The Iraq disgrace aside, obscuring official sources might be understandable if this journalistic worst practice were in the service of earth-shaking news. It almost never is. Here are some blind quotes from just the last few days:
The Atlantic: "A former McCain staffer who saw the summary of Romney's tax data independently confirmed former Republican presidential nominee John McCain's account that there was nothing disqualifying in it, but said he was not authorised to provide more detail from the confidential report."
Associated Press: "The Democratic official would not comment on the exact language of the pro-gay marriage plank approved by the drafting committee. It was unclear if the party would call for any national action to legalise gay marriage . The official spoke on the condition of anonymity because they were not authorised to speak publicly about the platform committee's decision."
Reuters: "Members of the Federal Trade Commission voted to approve a consent decree that will allow Google to settle the agency's investigation but admit no liability, said one of the sources, who was not authorised to speak on the record."
And here's the thing about epidemics: they spread. In recent days, anonymity was provided to sources in stories about investments, the courts, an NBA player trade, a shopping-centre sale in Sacramento, California and at least one huge development of historic significance: concern over Jimmy Fallon hosting the Oscars:
LA Times: "ABC has raised objections to having the late-night star from rival NBC play emcee on its Oscar broadcast, these people said, but the network has no authority to veto the choice of host. The show is put on by the Motion Picture Academy, and Tom Sherak initiated the discussions before his term as academy president ended on Tuesday, according to the people who were not authorised to speak publicly."
Congratulations, stewards of freedom, you have heroically served the public's right to know.
The blind quotes, though, are not even the worst of it. The New York Times recently revealed that reporters are not merely working on background, they negotiate after interviews what comments may be used and send them to sources for prepublication approval. The sources routinely edit those quotes before turning them back over to news organisations.
As media ethicist Edward Wasserman so aptly put it, "At this point you're no longer talking about an interview; you're talking about a press release … And what happens is Washington becomes no different from Beijing, in terms of reporting what authorities want reported".
Once again, this turns out not to be some sort of rare practice confined to sleazy blogs. It is a sleazy practice embraced by the most venerable journalism institutions, desperate to feed on the scraps offered by official Washington, no matter how degrading and unscrupulous the transaction. One Washington Post reporter was caught sharing an entire draft of a story about Texas learning standards with university of Texas officials.
The backlash was swift. Embarrassed by the revelation, the Post issued updated policies on quote approval and draft-sharing, absolutely forbidding the practices. Absolutely and unequivocally. Except when the reporter and editor agree it's OK.

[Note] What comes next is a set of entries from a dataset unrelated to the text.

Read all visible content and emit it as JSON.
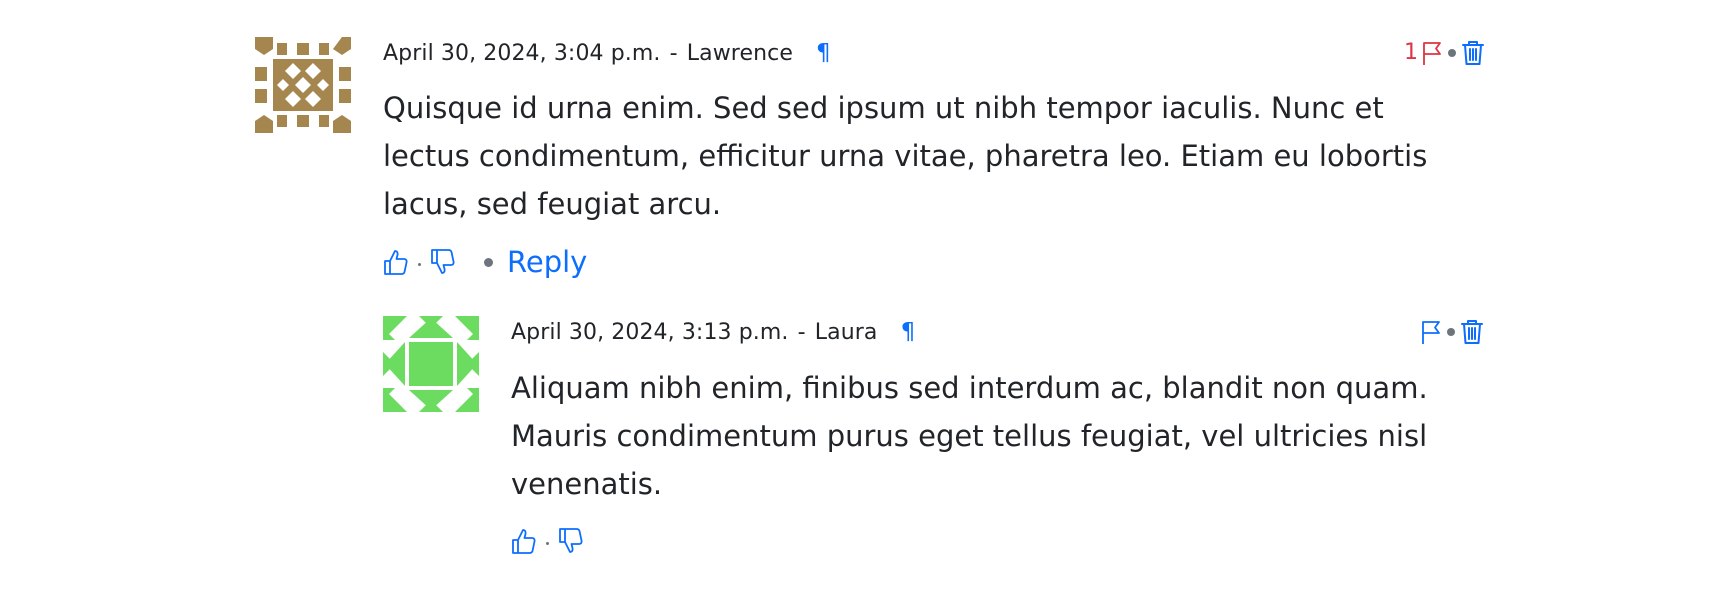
{
  "comments": [
    {
      "date": "April 30, 2024, 3:04 p.m.",
      "separator": "-",
      "author": "Lawrence",
      "permalink_symbol": "¶",
      "flag_count": "1",
      "text": "Quisque id urna enim. Sed sed ipsum ut nibh tempor iaculis. Nunc et lectus condimentum, efficitur urna vitae, pharetra leo. Etiam eu lobortis lacus, sed feugiat arcu.",
      "reply_label": "Reply",
      "avatar_color": "#a6864f"
    },
    {
      "date": "April 30, 2024, 3:13 p.m.",
      "separator": "-",
      "author": "Laura",
      "permalink_symbol": "¶",
      "text": "Aliquam nibh enim, finibus sed interdum ac, blandit non quam. Mauris condimentum purus eget tellus feugiat, vel ultricies nisl venenatis.",
      "avatar_color": "#6cdc60"
    }
  ],
  "icons": {
    "flag": "flag-icon",
    "delete": "trash-icon",
    "like": "thumbs-up-icon",
    "dislike": "thumbs-down-icon"
  },
  "colors": {
    "link": "#0d6efd",
    "flagged": "#dc3545",
    "text": "#212529",
    "muted": "#6c757d"
  }
}
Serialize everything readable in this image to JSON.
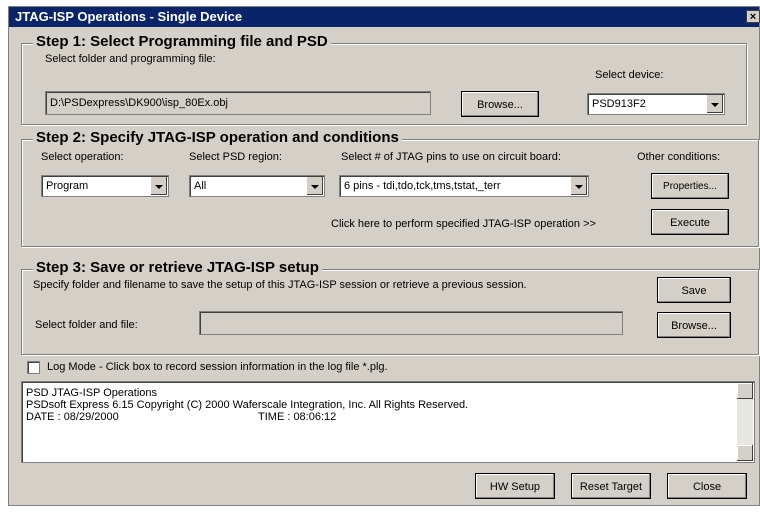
{
  "window": {
    "title": "JTAG-ISP Operations - Single Device",
    "close_glyph": "×"
  },
  "step1": {
    "header": "Step 1: Select Programming file and PSD",
    "folder_label": "Select folder and programming file:",
    "file_value": "D:\\PSDexpress\\DK900\\isp_80Ex.obj",
    "browse_label": "Browse...",
    "device_label": "Select device:",
    "device_value": "PSD913F2"
  },
  "step2": {
    "header": "Step 2: Specify JTAG-ISP operation and conditions",
    "operation_label": "Select operation:",
    "operation_value": "Program",
    "region_label": "Select PSD region:",
    "region_value": "All",
    "pins_label": "Select # of JTAG pins to use on circuit board:",
    "pins_value": "6 pins - tdi,tdo,tck,tms,tstat,_terr",
    "other_label": "Other conditions:",
    "properties_label": "Properties...",
    "execute_hint": "Click here to perform specified JTAG-ISP operation >>",
    "execute_label": "Execute"
  },
  "step3": {
    "header": "Step 3: Save or retrieve JTAG-ISP setup",
    "description": "Specify folder and filename to save the setup of this JTAG-ISP session or retrieve a previous session.",
    "save_label": "Save",
    "file_label": "Select folder and file:",
    "file_value": "",
    "browse_label": "Browse..."
  },
  "log_mode": {
    "label": "Log Mode - Click box to record session information in the log file *.plg.",
    "checked": false
  },
  "log": {
    "line1": "PSD JTAG-ISP Operations",
    "line2": "PSDsoft Express 6.15 Copyright (C) 2000 Waferscale Integration, Inc.  All Rights Reserved.",
    "date": "DATE : 08/29/2000",
    "time": "TIME : 08:06:12"
  },
  "footer": {
    "hw_setup_label": "HW Setup",
    "reset_target_label": "Reset Target",
    "close_label": "Close"
  }
}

"We should not allow sources to change what was said in an original interview," said executive editor Marcus Brauchili in a memo, "although accuracy or the risk of losing an on-the-record quote from a crucial source may sometimes require it. A better and more acceptable alternative is to permit a source to add to a quotation and then explain that sequence to readers."
You tell 'em, Marcus. Take no prisoners.
Meanwhile, the National Journal and Bloomberg news followed the McClatchey Newspapers Washington bureau in instituting a real ban on quote sharing, as articulated by McClatchey bureau chief Jim Asher: "I make this commitment to our readers, and to our citizens: McClatchy journalists will report fairly and independently. We will not make deals with those in power, regardless of party or philosophy."
Yes, they got scooped on the Romney bus blockbuster. All they have now is their independence. And their dignity.
© 2012 Guardian News and Media Limited